> Task directions: Whenever the word "reactions" appears in a line of the data below, copy that line.

[Interface dataset entries]
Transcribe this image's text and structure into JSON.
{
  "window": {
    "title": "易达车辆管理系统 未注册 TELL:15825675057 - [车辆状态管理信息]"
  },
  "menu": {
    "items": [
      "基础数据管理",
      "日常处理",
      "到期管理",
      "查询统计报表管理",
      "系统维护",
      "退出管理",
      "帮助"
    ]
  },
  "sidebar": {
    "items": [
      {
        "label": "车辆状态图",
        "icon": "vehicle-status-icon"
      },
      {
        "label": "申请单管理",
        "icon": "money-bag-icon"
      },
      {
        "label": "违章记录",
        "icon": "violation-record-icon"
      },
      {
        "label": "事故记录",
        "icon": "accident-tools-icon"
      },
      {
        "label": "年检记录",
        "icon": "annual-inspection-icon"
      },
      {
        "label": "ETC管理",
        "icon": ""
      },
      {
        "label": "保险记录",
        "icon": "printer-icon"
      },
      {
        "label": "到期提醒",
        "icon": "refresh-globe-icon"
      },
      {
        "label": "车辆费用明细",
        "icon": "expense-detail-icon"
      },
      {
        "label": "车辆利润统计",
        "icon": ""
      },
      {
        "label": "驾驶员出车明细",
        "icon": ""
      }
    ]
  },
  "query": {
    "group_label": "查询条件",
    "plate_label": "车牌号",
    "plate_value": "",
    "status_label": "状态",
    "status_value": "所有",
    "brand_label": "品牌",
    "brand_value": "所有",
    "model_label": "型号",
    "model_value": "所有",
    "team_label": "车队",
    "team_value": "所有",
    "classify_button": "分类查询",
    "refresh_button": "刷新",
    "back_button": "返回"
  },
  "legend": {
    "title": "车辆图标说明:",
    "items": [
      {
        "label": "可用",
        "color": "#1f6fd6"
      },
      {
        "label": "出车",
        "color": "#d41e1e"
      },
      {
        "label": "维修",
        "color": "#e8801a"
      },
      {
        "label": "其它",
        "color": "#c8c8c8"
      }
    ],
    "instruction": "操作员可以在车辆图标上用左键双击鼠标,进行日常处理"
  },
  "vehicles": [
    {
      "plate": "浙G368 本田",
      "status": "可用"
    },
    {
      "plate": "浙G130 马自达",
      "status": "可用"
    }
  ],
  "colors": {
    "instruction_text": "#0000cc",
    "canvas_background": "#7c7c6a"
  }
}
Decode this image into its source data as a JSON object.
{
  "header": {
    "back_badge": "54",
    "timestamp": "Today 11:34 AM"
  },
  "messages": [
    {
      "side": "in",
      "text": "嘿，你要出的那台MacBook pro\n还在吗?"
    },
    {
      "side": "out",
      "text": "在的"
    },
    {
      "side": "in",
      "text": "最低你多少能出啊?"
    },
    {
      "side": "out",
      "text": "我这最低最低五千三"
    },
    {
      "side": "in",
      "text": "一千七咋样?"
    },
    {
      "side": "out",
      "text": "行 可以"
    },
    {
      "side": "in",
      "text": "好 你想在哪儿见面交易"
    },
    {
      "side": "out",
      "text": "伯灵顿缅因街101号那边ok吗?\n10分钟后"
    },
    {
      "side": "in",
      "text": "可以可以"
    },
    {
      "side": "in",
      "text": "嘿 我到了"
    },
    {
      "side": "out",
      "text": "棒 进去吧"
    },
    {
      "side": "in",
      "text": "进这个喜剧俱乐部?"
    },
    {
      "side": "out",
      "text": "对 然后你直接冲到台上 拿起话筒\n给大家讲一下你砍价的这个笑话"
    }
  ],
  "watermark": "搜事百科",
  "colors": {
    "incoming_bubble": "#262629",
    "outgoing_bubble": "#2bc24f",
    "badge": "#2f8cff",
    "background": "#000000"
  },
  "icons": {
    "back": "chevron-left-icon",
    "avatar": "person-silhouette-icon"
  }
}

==

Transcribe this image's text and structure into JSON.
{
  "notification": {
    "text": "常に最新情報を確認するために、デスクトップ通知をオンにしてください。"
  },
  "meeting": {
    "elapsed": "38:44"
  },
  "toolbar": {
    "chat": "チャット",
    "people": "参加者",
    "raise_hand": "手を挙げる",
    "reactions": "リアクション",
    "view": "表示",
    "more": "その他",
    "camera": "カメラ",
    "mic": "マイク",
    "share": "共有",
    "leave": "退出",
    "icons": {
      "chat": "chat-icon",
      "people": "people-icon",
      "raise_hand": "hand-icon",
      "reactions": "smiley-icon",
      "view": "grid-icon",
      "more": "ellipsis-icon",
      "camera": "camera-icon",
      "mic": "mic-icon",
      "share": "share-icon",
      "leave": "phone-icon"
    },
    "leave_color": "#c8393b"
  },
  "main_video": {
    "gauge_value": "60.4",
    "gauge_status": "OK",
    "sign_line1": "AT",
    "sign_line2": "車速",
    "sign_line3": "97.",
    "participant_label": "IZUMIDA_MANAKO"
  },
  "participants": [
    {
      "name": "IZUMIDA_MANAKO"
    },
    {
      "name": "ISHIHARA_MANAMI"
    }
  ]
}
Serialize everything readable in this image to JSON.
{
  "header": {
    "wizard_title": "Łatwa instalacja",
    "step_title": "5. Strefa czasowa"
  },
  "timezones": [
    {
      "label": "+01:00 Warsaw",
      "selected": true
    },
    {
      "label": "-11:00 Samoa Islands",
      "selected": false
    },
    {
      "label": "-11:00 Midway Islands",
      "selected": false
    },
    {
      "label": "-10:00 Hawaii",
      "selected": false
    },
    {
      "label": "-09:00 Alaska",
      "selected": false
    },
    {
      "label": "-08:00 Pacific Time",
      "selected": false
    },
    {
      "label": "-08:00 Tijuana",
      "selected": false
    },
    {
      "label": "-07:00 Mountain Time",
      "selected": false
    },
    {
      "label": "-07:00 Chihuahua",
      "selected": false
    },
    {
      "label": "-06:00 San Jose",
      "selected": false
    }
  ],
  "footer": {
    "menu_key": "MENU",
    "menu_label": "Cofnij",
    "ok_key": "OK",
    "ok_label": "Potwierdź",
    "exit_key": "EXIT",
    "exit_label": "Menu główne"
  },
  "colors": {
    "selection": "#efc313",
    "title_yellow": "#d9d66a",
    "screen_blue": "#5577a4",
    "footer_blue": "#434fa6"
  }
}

> Response to this task:
    "reactions": "リアクション",
      "reactions": "smiley-icon",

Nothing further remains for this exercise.